Problem requirements
Which lines of the data contain the string "screenshot"? Copy every one.

Material shown
....................

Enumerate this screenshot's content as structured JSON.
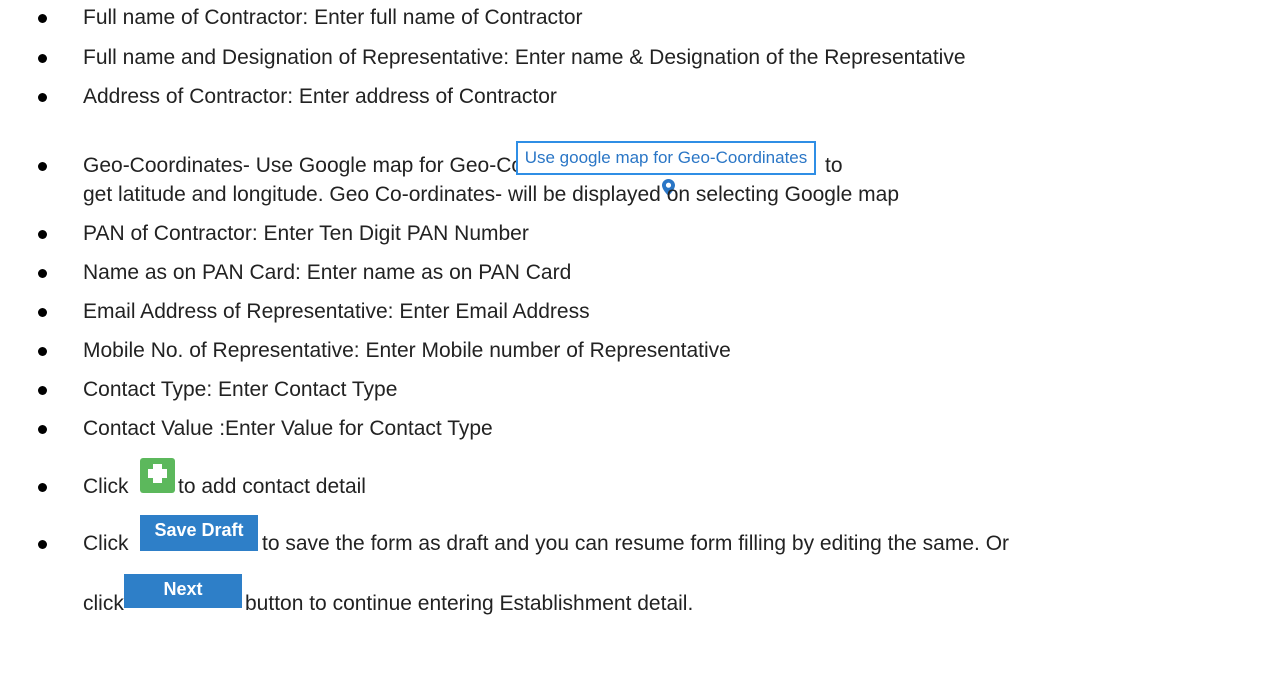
{
  "items": [
    {
      "text": "Full name of Contractor: Enter full name of Contractor"
    },
    {
      "text": "Full name and Designation of Representative: Enter name & Designation of the Representative"
    },
    {
      "text": "Address of Contractor: Enter address of Contractor"
    },
    {
      "before": "Geo-Coordinates- Use Google map for Geo-Coordinates- click",
      "after": "to",
      "line2": "get latitude and longitude. Geo Co-ordinates- will be displayed on selecting Google map",
      "button_label": "Use google map for Geo-Coordinates",
      "button_icon": "map-marker-icon"
    },
    {
      "text": "PAN of Contractor: Enter Ten Digit PAN Number"
    },
    {
      "text": "Name as on PAN Card: Enter name as on PAN Card"
    },
    {
      "text": "Email Address of Representative: Enter Email Address"
    },
    {
      "text": "Mobile No. of Representative: Enter Mobile number of Representative"
    },
    {
      "text": "Contact Type: Enter Contact Type"
    },
    {
      "text": "Contact Value :Enter Value for Contact Type"
    },
    {
      "before": "Click",
      "after": "to add contact detail",
      "button_icon": "plus-icon"
    },
    {
      "before": "Click",
      "after": "to save the form as draft and you can resume form filling by editing the same. Or",
      "button_label": "Save Draft",
      "line2_before": "click",
      "line2_after": "button to continue entering Establishment detail.",
      "button2_label": "Next"
    }
  ],
  "colors": {
    "geo_button_border": "#2f8ee5",
    "geo_button_text": "#2a76c6",
    "add_button": "#5cb85c",
    "blue_button": "#2e7fc8"
  }
}
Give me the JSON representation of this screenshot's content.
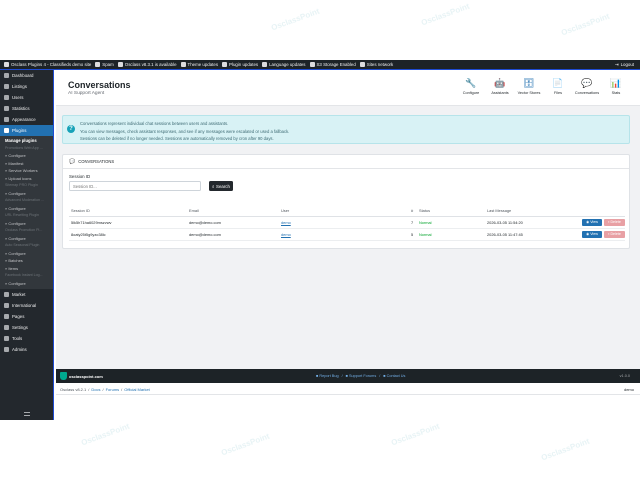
{
  "topbar": {
    "items": [
      "Osclass Plugins 4 - Classifieds demo site",
      "Spam",
      "Osclass v8.3.1 is available",
      "Theme updates",
      "Plugin updates",
      "Language updates",
      "S3 Storage Enabled",
      "Sites network"
    ],
    "logout": "Logout"
  },
  "sidebar": {
    "items_top": [
      "Dashboard",
      "Listings",
      "Users",
      "Statistics",
      "Appearance"
    ],
    "plugins": "Plugins",
    "sub": [
      {
        "t": "Manage plugins",
        "c": "head"
      },
      {
        "t": "Promotions Web App ...",
        "c": "grey"
      },
      {
        "t": "» Configure",
        "c": ""
      },
      {
        "t": "» Manifest",
        "c": ""
      },
      {
        "t": "» Service Workers",
        "c": ""
      },
      {
        "t": "» Upload icons",
        "c": ""
      },
      {
        "t": "Sitemap PRO Plugin",
        "c": "grey"
      },
      {
        "t": "» Configure",
        "c": ""
      },
      {
        "t": "Advanced Moderation ...",
        "c": "grey"
      },
      {
        "t": "» Configure",
        "c": ""
      },
      {
        "t": "URL Rewriting Plugin",
        "c": "grey"
      },
      {
        "t": "» Configure",
        "c": ""
      },
      {
        "t": "Oxclass Promotion Pl...",
        "c": "grey"
      },
      {
        "t": "» Configure",
        "c": ""
      },
      {
        "t": "Auto Seasonal Plugin",
        "c": "grey"
      },
      {
        "t": "» Configure",
        "c": ""
      },
      {
        "t": "» Batches",
        "c": ""
      },
      {
        "t": "» Items",
        "c": ""
      },
      {
        "t": "Facebook Instant Log...",
        "c": "grey"
      },
      {
        "t": "» Configure",
        "c": ""
      }
    ],
    "items_bottom": [
      "Market",
      "International",
      "Pages",
      "Settings",
      "Tools",
      "Admins"
    ]
  },
  "header": {
    "title": "Conversations",
    "subtitle": "AI Support Agent",
    "nav": [
      {
        "label": "Configure",
        "icon": "wrench-icon",
        "glyph": "🔧"
      },
      {
        "label": "Assistants",
        "icon": "android-icon",
        "glyph": "🤖"
      },
      {
        "label": "Vector Stores",
        "icon": "database-icon",
        "glyph": "🗄"
      },
      {
        "label": "Files",
        "icon": "file-icon",
        "glyph": "📄"
      },
      {
        "label": "Conversations",
        "icon": "comments-icon",
        "glyph": "💬"
      },
      {
        "label": "Stats",
        "icon": "chart-icon",
        "glyph": "📊"
      }
    ]
  },
  "info": {
    "lines": [
      "Conversations represent individual chat sessions between users and assistants.",
      "You can view messages, check assistant responses, and see if any messages were escalated or used a fallback.",
      "Sessions can be deleted if no longer needed. Sessions are automatically removed by cron after 90 days."
    ]
  },
  "card": {
    "title": "CONVERSATIONS",
    "session_label": "Session ID",
    "session_placeholder": "Session ID...",
    "search_label": "Search",
    "columns": [
      "Session ID",
      "Email",
      "User",
      "#",
      "Status",
      "Last Message",
      ""
    ],
    "rows": [
      {
        "session": "5lk5h71ha6029mszvwv",
        "email": "demo@demo.com",
        "user": "demo",
        "count": "7",
        "status": "Normal",
        "last": "2026-03-05 11:54:20",
        "view": "View",
        "delete": "Delete"
      },
      {
        "session": "8oaty25t5g9yzo38lc",
        "email": "demo@demo.com",
        "user": "demo",
        "count": "5",
        "status": "Normal",
        "last": "2026-03-05 11:47:45",
        "view": "View",
        "delete": "Delete"
      }
    ]
  },
  "footer": {
    "brand": "osclasspoint.com",
    "links": [
      "Report Bug",
      "Support Forums",
      "Contact Us"
    ],
    "version": "v1.0.0"
  },
  "bottombar": {
    "crumbs": [
      "Osclass v8.2.1",
      "Docs",
      "Forums",
      "Official Market"
    ],
    "user": "demo"
  }
}
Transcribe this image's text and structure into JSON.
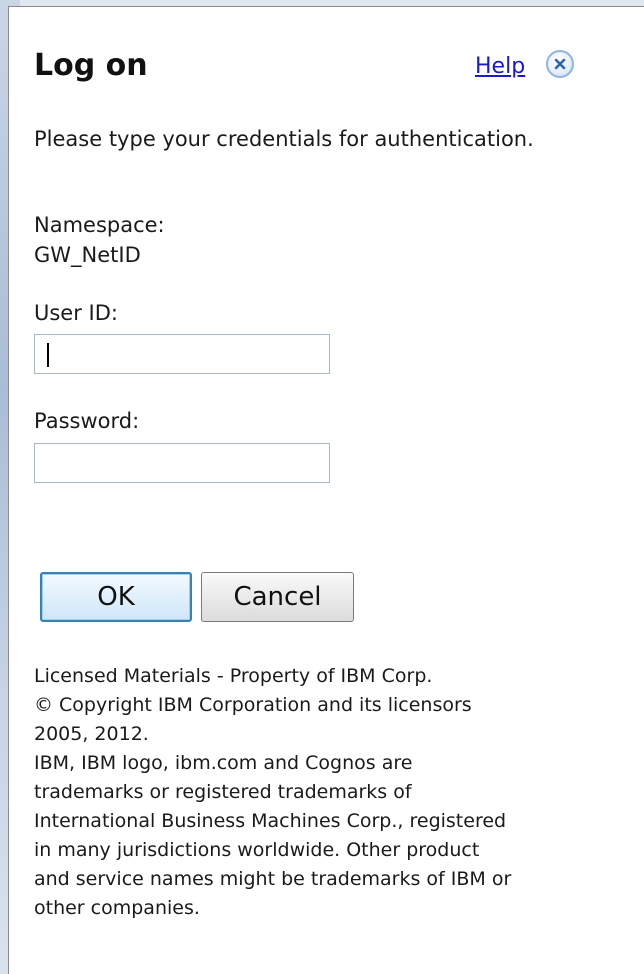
{
  "dialog": {
    "title": "Log on",
    "help_label": "Help",
    "close_icon": "close-icon",
    "instructions": "Please type your credentials for authentication."
  },
  "namespace": {
    "label": "Namespace:",
    "value": "GW_NetID"
  },
  "user_id": {
    "label": "User ID:",
    "value": "",
    "placeholder": ""
  },
  "password": {
    "label": "Password:",
    "value": "",
    "placeholder": ""
  },
  "buttons": {
    "ok_label": "OK",
    "cancel_label": "Cancel"
  },
  "legal": {
    "lines": [
      "Licensed Materials - Property of IBM Corp.",
      "© Copyright IBM Corporation and its licensors",
      "2005, 2012.",
      "IBM, IBM logo, ibm.com and Cognos are",
      "trademarks or registered trademarks of",
      "International Business Machines Corp., registered",
      "in many jurisdictions worldwide. Other product",
      "and service names might be trademarks of IBM or",
      "other companies."
    ]
  },
  "colors": {
    "link": "#1a1acc",
    "ok_border": "#3c7fb1",
    "close_ring": "#8fb4e0"
  }
}
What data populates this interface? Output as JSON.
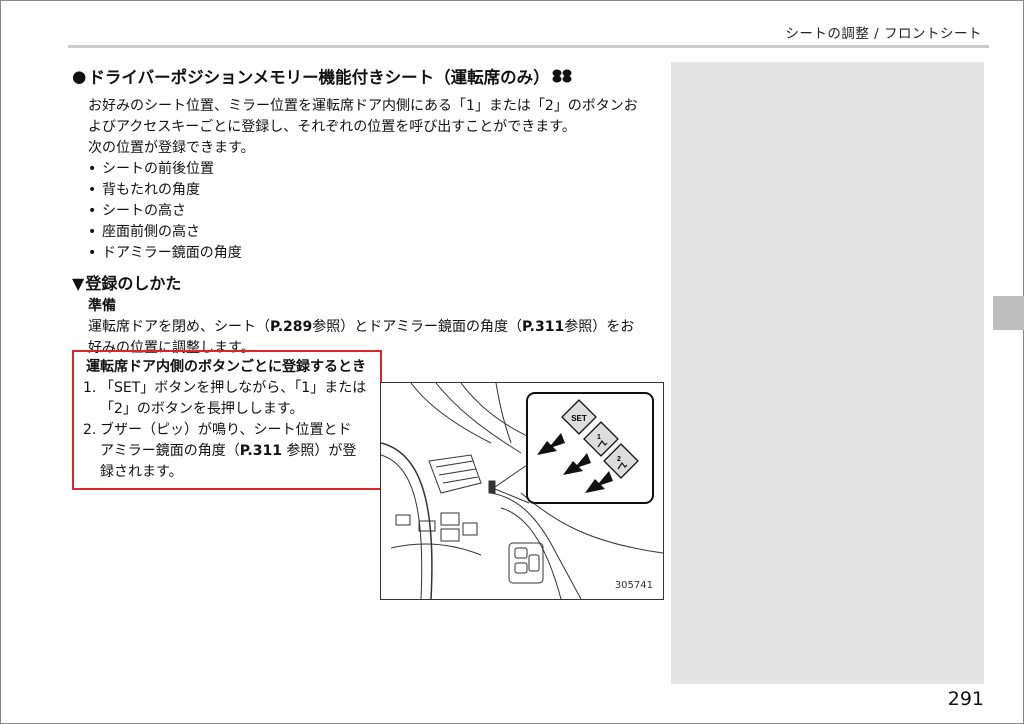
{
  "header": {
    "text": "シートの調整 / フロントシート"
  },
  "page_number": "291",
  "section": {
    "bullet": "●",
    "title": "ドライバーポジションメモリー機能付きシート（運転席のみ）",
    "title_icon": "option-icon",
    "intro_lines": [
      "お好みのシート位置、ミラー位置を運転席ドア内側にある「1」または「2」のボタンお",
      "よびアクセスキーごとに登録し、それぞれの位置を呼び出すことができます。",
      "次の位置が登録できます。"
    ],
    "items": [
      "シートの前後位置",
      "背もたれの角度",
      "シートの高さ",
      "座面前側の高さ",
      "ドアミラー鏡面の角度"
    ],
    "item_bullet": "•"
  },
  "registration": {
    "marker": "▼",
    "title": "登録のしかた",
    "prep_label": "準備",
    "prep_line1_a": "運転席ドアを閉め、シート（",
    "prep_ref1": "P.289",
    "prep_line1_b": "参照）とドアミラー鏡面の角度（",
    "prep_ref2": "P.311",
    "prep_line1_c": "参照）をお",
    "prep_line2": "好みの位置に調整します。"
  },
  "door_buttons": {
    "title": "運転席ドア内側のボタンごとに登録するとき",
    "steps": [
      {
        "num": "1.",
        "lines": [
          "「SET」ボタンを押しながら、「1」または",
          "「2」のボタンを長押しします。"
        ]
      },
      {
        "num": "2.",
        "line1": "ブザー（ピッ）が鳴り、シート位置とド",
        "line2_a": "アミラー鏡面の角度（",
        "line2_ref": "P.311",
        "line2_b": " 参照）が登",
        "line3": "録されます。"
      }
    ]
  },
  "illustration": {
    "code": "305741",
    "set_label": "SET",
    "btn1_label": "1",
    "btn2_label": "2"
  }
}
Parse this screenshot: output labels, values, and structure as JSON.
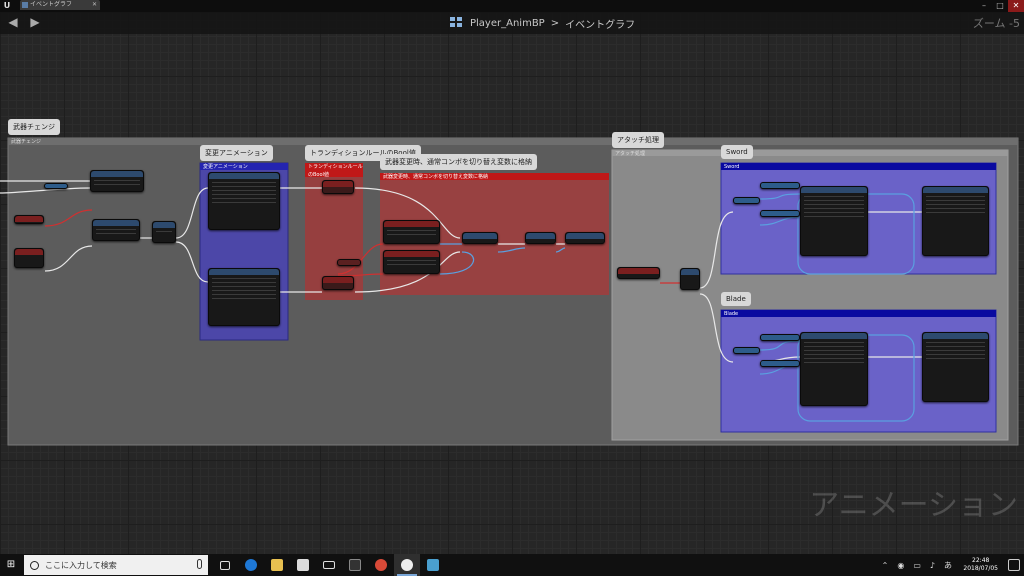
{
  "window": {
    "tab_title": "イベントグラフ"
  },
  "header": {
    "breadcrumb_asset": "Player_AnimBP",
    "breadcrumb_separator": ">",
    "breadcrumb_graph": "イベントグラフ",
    "zoom": "ズーム -5"
  },
  "comments": {
    "outer": {
      "bubble": "武器チェンジ",
      "head": "武器チェンジ"
    },
    "change_anim": {
      "bubble": "変更アニメーション",
      "head": "変更アニメーション"
    },
    "transition": {
      "bubble": "トランディションルールのBool値",
      "head": "トランディションルールのBool値"
    },
    "store": {
      "bubble": "武器変更時、通常コンボを切り替え変数に格納",
      "head": "武器変更時、通常コンボを切り替え変数に格納"
    },
    "attach": {
      "bubble": "アタッチ処理",
      "head": "アタッチ処理"
    },
    "sword": {
      "bubble": "Sword",
      "head": "Sword"
    },
    "blade": {
      "bubble": "Blade",
      "head": "Blade"
    }
  },
  "watermark": "アニメーション",
  "taskbar": {
    "search_placeholder": "ここに入力して検索",
    "time": "22:48",
    "date": "2018/07/05"
  },
  "colors": {
    "purple_comment": "#5a50b0",
    "red_comment": "#b03838",
    "gray_comment": "#5a5a5a",
    "sword_head": "#0a0aa0",
    "exec_wire": "#e8e8e8",
    "blue_wire": "#5aa0e0",
    "red_wire": "#d03030"
  }
}
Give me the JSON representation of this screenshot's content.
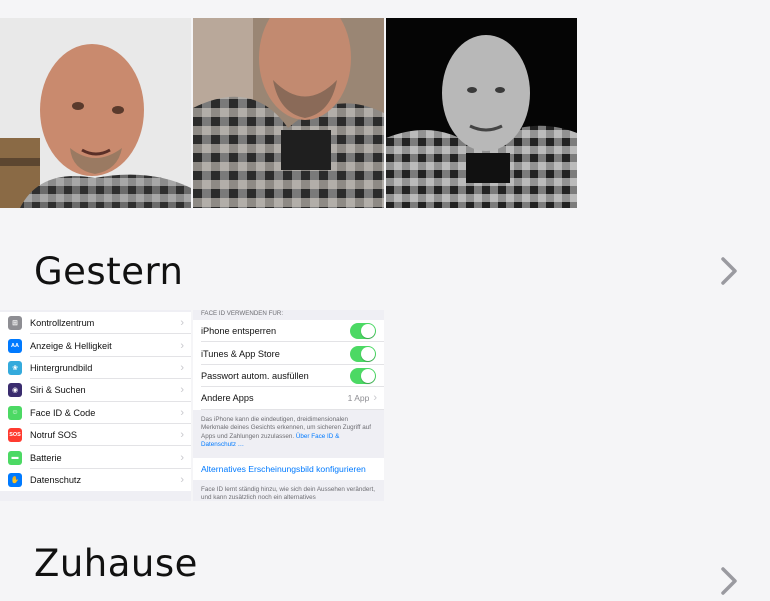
{
  "photos": [
    {
      "label": "portrait-1",
      "style": "color"
    },
    {
      "label": "portrait-2",
      "style": "color"
    },
    {
      "label": "portrait-3",
      "style": "monochrome"
    }
  ],
  "sections": {
    "yesterday": {
      "title": "Gestern"
    },
    "home": {
      "title": "Zuhause"
    }
  },
  "settings_list": [
    {
      "label": "Kontrollzentrum",
      "icon": "control-center-icon",
      "color": "#8e8e93",
      "glyph": "⊞"
    },
    {
      "label": "Anzeige & Helligkeit",
      "icon": "display-brightness-icon",
      "color": "#007aff",
      "glyph": "AA"
    },
    {
      "label": "Hintergrundbild",
      "icon": "wallpaper-icon",
      "color": "#34aadc",
      "glyph": "❀"
    },
    {
      "label": "Siri & Suchen",
      "icon": "siri-icon",
      "color": "#3a2c6e",
      "glyph": "◉"
    },
    {
      "label": "Face ID & Code",
      "icon": "face-id-icon",
      "color": "#4cd964",
      "glyph": "☺"
    },
    {
      "label": "Notruf SOS",
      "icon": "sos-icon",
      "color": "#ff3b30",
      "glyph": "SOS"
    },
    {
      "label": "Batterie",
      "icon": "battery-icon",
      "color": "#4cd964",
      "glyph": "▬"
    },
    {
      "label": "Datenschutz",
      "icon": "privacy-hand-icon",
      "color": "#007aff",
      "glyph": "✋"
    }
  ],
  "faceid": {
    "header": "FACE ID VERWENDEN FÜR:",
    "toggles": [
      {
        "label": "iPhone entsperren",
        "on": true
      },
      {
        "label": "iTunes & App Store",
        "on": true
      },
      {
        "label": "Passwort autom. ausfüllen",
        "on": true
      }
    ],
    "other_apps": {
      "label": "Andere Apps",
      "value": "1 App"
    },
    "note": "Das iPhone kann die eindeutigen, dreidimensionalen Merkmale deines Gesichts erkennen, um sicheren Zugriff auf Apps und Zahlungen zuzulassen.",
    "note_link": "Über Face ID & Datenschutz …",
    "alt_link": "Alternatives Erscheinungsbild konfigurieren",
    "note2": "Face ID lernt ständig hinzu, wie sich dein Aussehen verändert, und kann zusätzlich noch ein alternatives"
  },
  "colors": {
    "toggle_on": "#4cd964",
    "link": "#007aff",
    "background": "#f5f5f7"
  }
}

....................

Response to this task
Enumerate this screenshot's content as structured JSON.
Give me the JSON representation of this screenshot's content.
Parse this screenshot: output labels, values, and structure as JSON.
Give me the JSON representation of this screenshot's content.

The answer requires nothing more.